From a national security perspective, increased domestic energy production in the form of shale gas could decrease dependence on energy imports from unstable regions. In addition, it is uncertain what effect Chinese shale gas production would have on potential U.S. gas exports. However, expected rising gas demand in China could provide opportunities for exports at some point if domestic production is insufficient. Information and knowledge-sharing between the two countries on shale gas development could open up the door for export/import markets as well as further both countries’ national energy security interests.

3. Economic Development

U.S.-China collaboration on shale gas can also explore mutually beneficial economic opportunities. For example, China could provide a market for oilfield services for U.S. companies looking for new market opportunities overseas. This collaboration could also help Chinese companies who are looking to enter new markets, either at home or abroad.
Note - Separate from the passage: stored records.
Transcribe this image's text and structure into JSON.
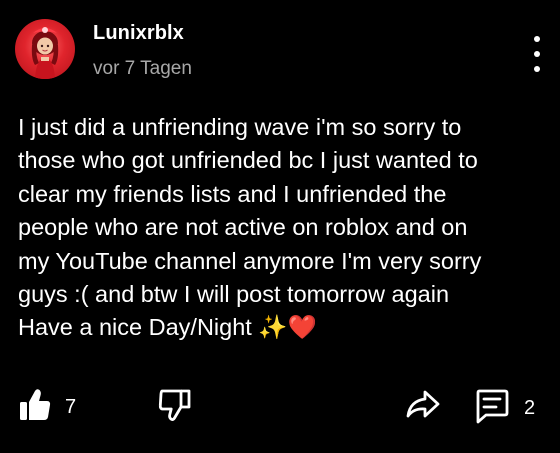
{
  "post": {
    "author": "Lunixrblx",
    "timestamp": "vor 7 Tagen",
    "body": "I just did a unfriending wave i'm so sorry to\nthose who got unfriended bc I just wanted to\nclear my friends lists and I unfriended the\npeople who are not active on roblox and on\nmy YouTube channel anymore I'm very sorry\nguys :( and btw I will post tomorrow again\nHave a nice Day/Night ✨❤️"
  },
  "actions": {
    "like_count": "7",
    "comment_count": "2"
  },
  "icons": {
    "avatar": "roblox-avatar-image",
    "more": "more-vertical-icon",
    "like": "thumbs-up-icon",
    "dislike": "thumbs-down-icon",
    "share": "share-arrow-icon",
    "comment": "comment-icon"
  },
  "colors": {
    "background": "#000000",
    "text": "#ffffff",
    "secondary_text": "#a8a8a8",
    "avatar_background": "#e0242c"
  }
}
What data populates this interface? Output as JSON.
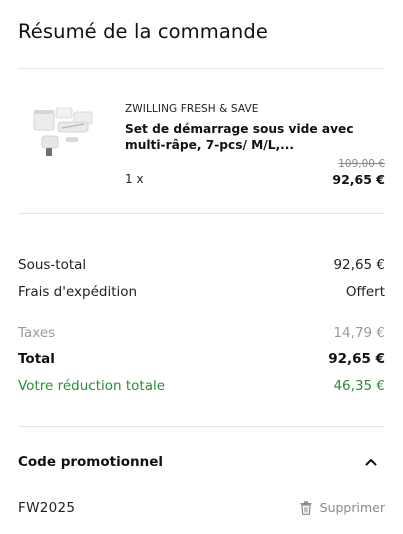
{
  "summary": {
    "title": "Résumé de la commande"
  },
  "product": {
    "brand": "ZWILLING FRESH & SAVE",
    "name": "Set de démarrage sous vide avec multi-râpe, 7-pcs/ M/L,...",
    "quantity": "1 x",
    "old_price": "109,00 €",
    "price": "92,65 €",
    "image_icon": "product-thumbnail"
  },
  "totals": {
    "subtotal_label": "Sous-total",
    "subtotal_value": "92,65 €",
    "shipping_label": "Frais d'expédition",
    "shipping_value": "Offert",
    "taxes_label": "Taxes",
    "taxes_value": "14,79 €",
    "total_label": "Total",
    "total_value": "92,65 €",
    "savings_label": "Votre réduction totale",
    "savings_value": "46,35 €"
  },
  "promo": {
    "title": "Code promotionnel",
    "code": "FW2025",
    "remove_label": "Supprimer",
    "toggle_icon": "chevron-up-icon",
    "remove_icon": "trash-icon"
  },
  "colors": {
    "savings": "#2e8b3a",
    "muted": "#9a9a9a",
    "divider": "#e4e4e4"
  }
}
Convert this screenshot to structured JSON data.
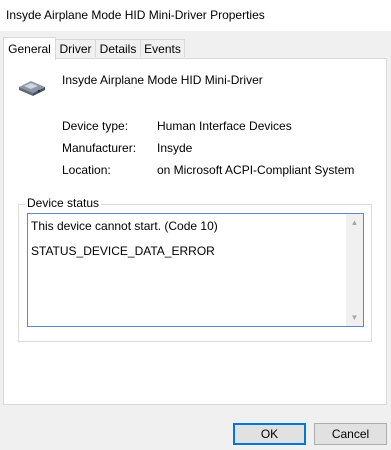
{
  "window": {
    "title": "Insyde Airplane Mode HID Mini-Driver Properties"
  },
  "tabs": [
    {
      "label": "General"
    },
    {
      "label": "Driver"
    },
    {
      "label": "Details"
    },
    {
      "label": "Events"
    }
  ],
  "device": {
    "name": "Insyde Airplane Mode HID Mini-Driver",
    "icon": "hid-device-icon",
    "properties": [
      {
        "label": "Device type:",
        "value": "Human Interface Devices"
      },
      {
        "label": "Manufacturer:",
        "value": "Insyde"
      },
      {
        "label": "Location:",
        "value": "on Microsoft ACPI-Compliant System"
      }
    ]
  },
  "status": {
    "group_label": "Device status",
    "line1": "This device cannot start. (Code 10)",
    "line2": "STATUS_DEVICE_DATA_ERROR"
  },
  "buttons": {
    "ok": "OK",
    "cancel": "Cancel"
  },
  "colors": {
    "accent": "#0078d7",
    "panel": "#ffffff",
    "chrome": "#f0f0f0"
  }
}
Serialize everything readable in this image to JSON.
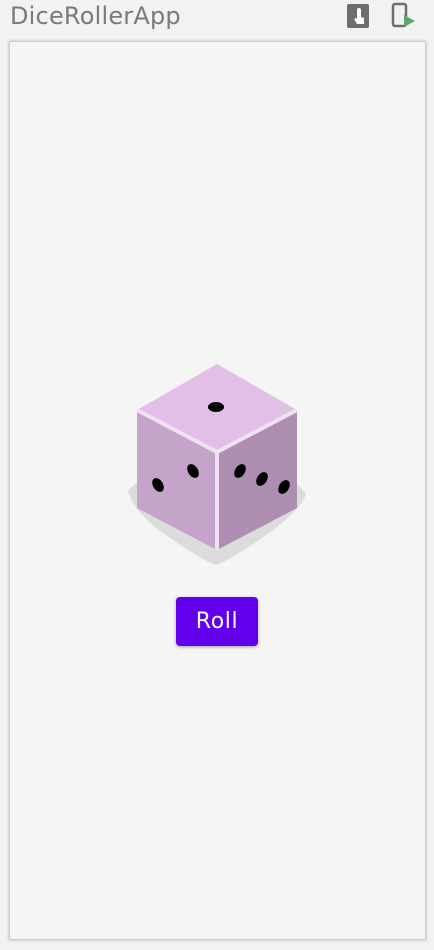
{
  "app": {
    "title": "DiceRollerApp"
  },
  "toolbar_icons": {
    "touch": "touch-interaction-icon",
    "device": "device-run-icon"
  },
  "main": {
    "dice_value": 3,
    "roll_button_label": "Roll"
  },
  "colors": {
    "accent": "#6200ee",
    "dice_top": "#e1bee7",
    "dice_side": "#c5a3cc",
    "background": "#f5f5f5"
  }
}
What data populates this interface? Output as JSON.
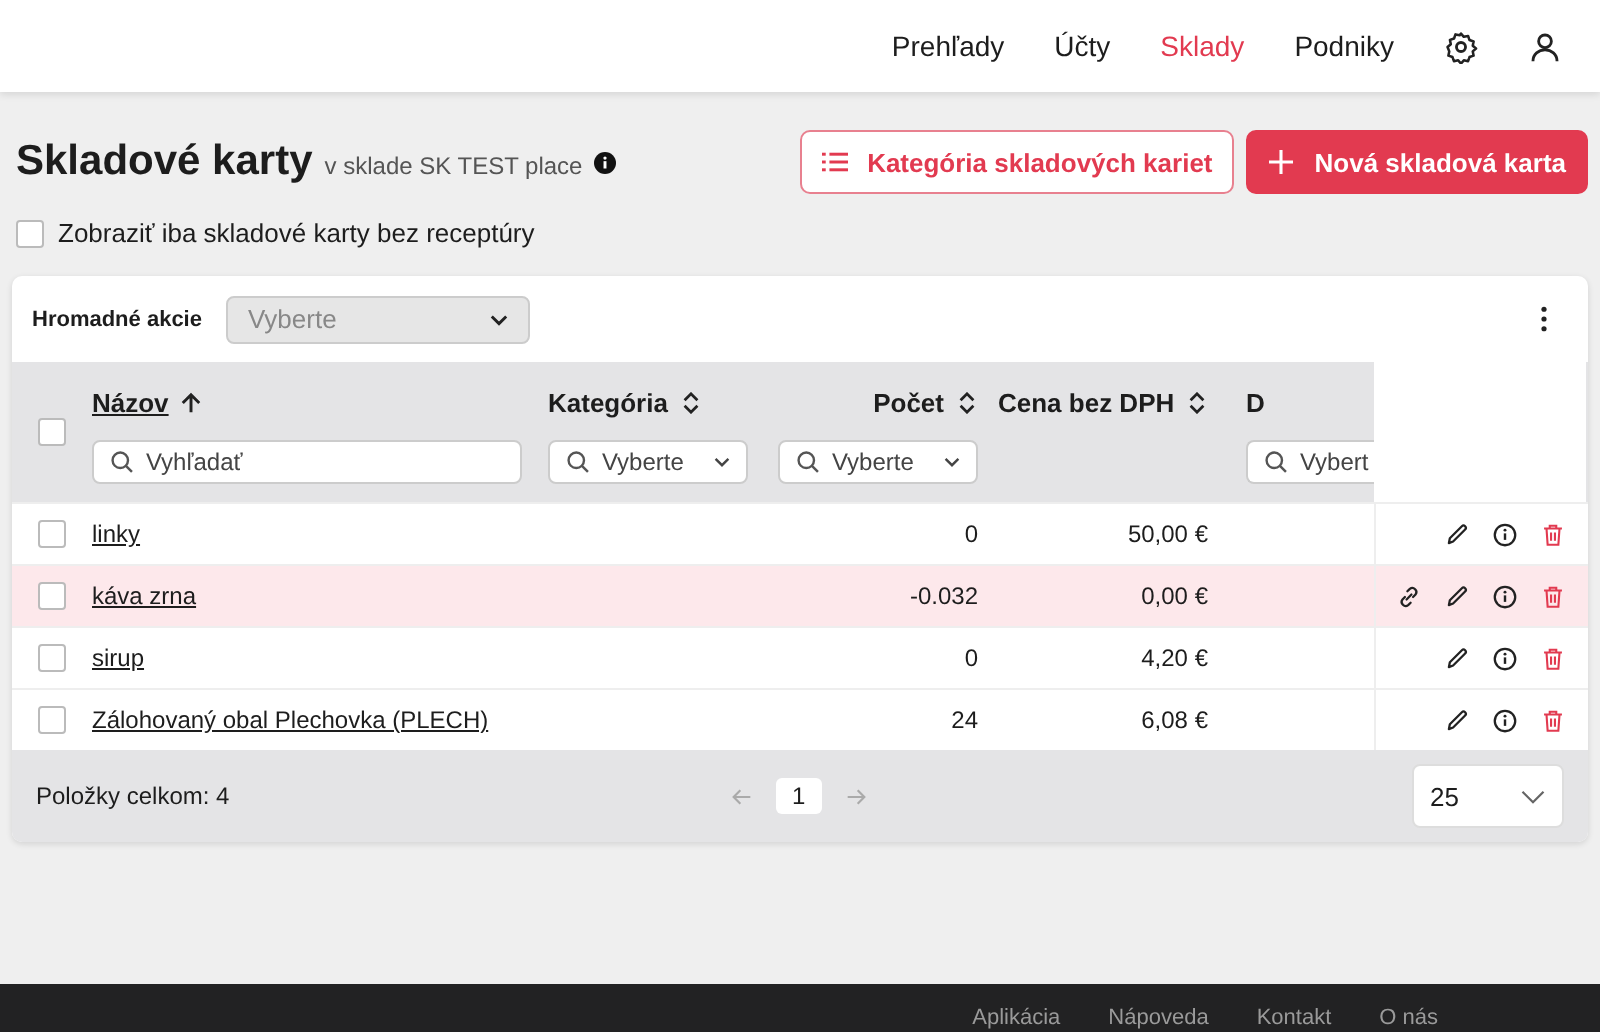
{
  "nav": {
    "items": [
      {
        "label": "Prehľady",
        "selected": false
      },
      {
        "label": "Účty",
        "selected": false
      },
      {
        "label": "Sklady",
        "selected": true
      },
      {
        "label": "Podniky",
        "selected": false
      }
    ]
  },
  "page": {
    "title": "Skladové karty",
    "subtitle": "v sklade SK TEST place",
    "buttons": [
      {
        "label": "Kategória skladových kariet",
        "kind": "outline"
      },
      {
        "label": "Nová skladová karta",
        "kind": "primary"
      }
    ],
    "filter_checkbox": {
      "label": "Zobraziť iba skladové karty bez receptúry",
      "checked": false
    }
  },
  "toolbar": {
    "label": "Hromadné akcie",
    "select": {
      "placeholder": "Vyberte",
      "disabled": true
    }
  },
  "table": {
    "select_all_checked": false,
    "columns": [
      {
        "label": "Názov",
        "sorted": true,
        "filter": {
          "kind": "search",
          "placeholder": "Vyhľadať"
        }
      },
      {
        "label": "Kategória",
        "sorted": false,
        "filter": {
          "kind": "select",
          "placeholder": "Vyberte"
        }
      },
      {
        "label": "Počet",
        "sorted": false,
        "filter": {
          "kind": "select",
          "placeholder": "Vyberte"
        }
      },
      {
        "label": "Cena bez DPH",
        "sorted": false
      },
      {
        "label": "D",
        "filter": {
          "kind": "select",
          "placeholder": "Vybert"
        }
      }
    ],
    "rows": [
      {
        "name": "linky",
        "count": "0",
        "price": "50,00 €",
        "warning": false,
        "linked": false,
        "checked": false
      },
      {
        "name": "káva zrna",
        "count": "-0.032",
        "price": "0,00 €",
        "warning": true,
        "linked": true,
        "checked": false
      },
      {
        "name": "sirup",
        "count": "0",
        "price": "4,20 €",
        "warning": false,
        "linked": false,
        "checked": false
      },
      {
        "name": "Zálohovaný obal Plechovka (PLECH)",
        "count": "24",
        "price": "6,08 €",
        "warning": false,
        "linked": false,
        "checked": false
      }
    ],
    "total": "Položky celkom: 4",
    "pages": [
      {
        "label": "1",
        "selected": true
      }
    ],
    "page_size": "25"
  },
  "footer": {
    "links": [
      "Aplikácia",
      "Nápoveda",
      "Kontakt",
      "O nás"
    ]
  }
}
To remedy current barriers to business-to-business collaboration, both governments should jointly discuss obstacles to data-sharing, finance, and more. A good starting place would be commissioning a joint report from industry, government, and academic stakeholders in both countries.

Additionally, greater collaboration could facilitate more opportunities for joint U.S.-China research and development. For example, most of the current U.S.-China dialogue on shale gas involves collaboration at the technical level. This practical discussion should evolve into deeper efforts that include exchanges of emerging research and knowledge aimed at solving the unique environmental, financial, and other challenges associated with China’s shale production.

Moving Forward with U.S.-China Collaboration

Whether or not shale gas is developed in China will influence global energy dynamics in the coming decades. But as we’re already seeing with the U.S. experience, how it is developed will impact both the local and global environment.

As two of the leading energy users and producers, the United States and China are in a unique position to work together. Some of the areas ripe for collaboration are already emerging. Now it’s time for the two countries to enhance their discussions and find sustainable solutions to the opportunities and challenges presented by shale gas.

LEARN MORE: Download US-China: Moving toward responsible shale gas development

Jonathan Moch and Xiaoliang Yang also contributed to this blog post.

Author Information:
Sarah Forbes is a ChinaFAQs Expert from the World Resources Institute
Jonathan Moch is the ChinaFAQs Project Specialist
Xiaoliang Yang is a Research Analyst in WRI’s China office

Photo credit: WCN 24/7, Flickr 2012